The love of God is unconditional, but 'love' in the Scriptures was not the same sentimental gush of emotion we attach to the term nowadays; it was facing someone. To turn toward someone was to 'love' and to turn away was to 'hate.' Again, hate doesn't mean the kind of emotional seething we think of today. He said in Matthew 10:34-36, "Do not think that I came to bring peace on the earth; I did not come to bring peace, but a sword.  For I came to set a man against his father, and a daughter against her mother, and a daughter-in-law against her mother-in-law; and a man’s enemies will be the members of his household." While this quote is used out of context to support warmongering, it metaphorically emphasizes a split between generations. Son against father. Daughter against mother. Etc. Understanding 'hate' to mean 'turn away from,' he is criticizing the most basic unit of social organization - the (patriarchal) family; and he is saying his way (the way of the cross) is a break with everything in the past.

Friday, February 5, 2016

Clinton's "experience" in foreign affairs

Former Secretary of State Hillary Rodham Clinton does have foreign policy experience. The job of Secretary of State is specifically to be the President's number one representative abroad, operating through US Ambassadors as intermediaries. She held that position for four years.

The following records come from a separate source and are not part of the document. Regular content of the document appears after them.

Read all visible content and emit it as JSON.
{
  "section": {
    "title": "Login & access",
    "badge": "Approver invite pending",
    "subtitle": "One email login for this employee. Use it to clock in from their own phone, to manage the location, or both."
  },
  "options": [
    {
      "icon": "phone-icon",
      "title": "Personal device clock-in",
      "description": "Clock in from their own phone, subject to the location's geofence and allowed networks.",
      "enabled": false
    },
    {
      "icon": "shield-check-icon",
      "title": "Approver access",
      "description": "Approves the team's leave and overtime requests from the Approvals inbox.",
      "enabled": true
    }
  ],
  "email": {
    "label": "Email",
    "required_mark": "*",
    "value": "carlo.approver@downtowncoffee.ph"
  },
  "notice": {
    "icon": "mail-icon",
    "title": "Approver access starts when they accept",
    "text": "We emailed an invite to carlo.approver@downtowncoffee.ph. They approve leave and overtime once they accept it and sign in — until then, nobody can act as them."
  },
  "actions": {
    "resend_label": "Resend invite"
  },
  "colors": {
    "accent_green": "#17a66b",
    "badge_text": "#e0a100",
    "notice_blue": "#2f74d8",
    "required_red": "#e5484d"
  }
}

Clinton with Negroponte

Wednesday, February 3, 2016

Voting in black and white

The heat's being turned up by the challenge Sanders is presenting to the Democratic Party establishment. That is to say, the neoliberal establishment - but many people, even today, have no earthly clue what the term neoliberal means. That is because it has been excluded from public discourse by that self-same establishment. Like a lot of other things. The term neoliberalism refers to the policies and ideological consensus that has prevailed since the Reagan administration; and the reason the term has been excluded is because awareness of the term might lead to awareness of that consensus - its meanings and its history and its objectives. It is, in shorthand, class war from above. The rich are raiding the poor.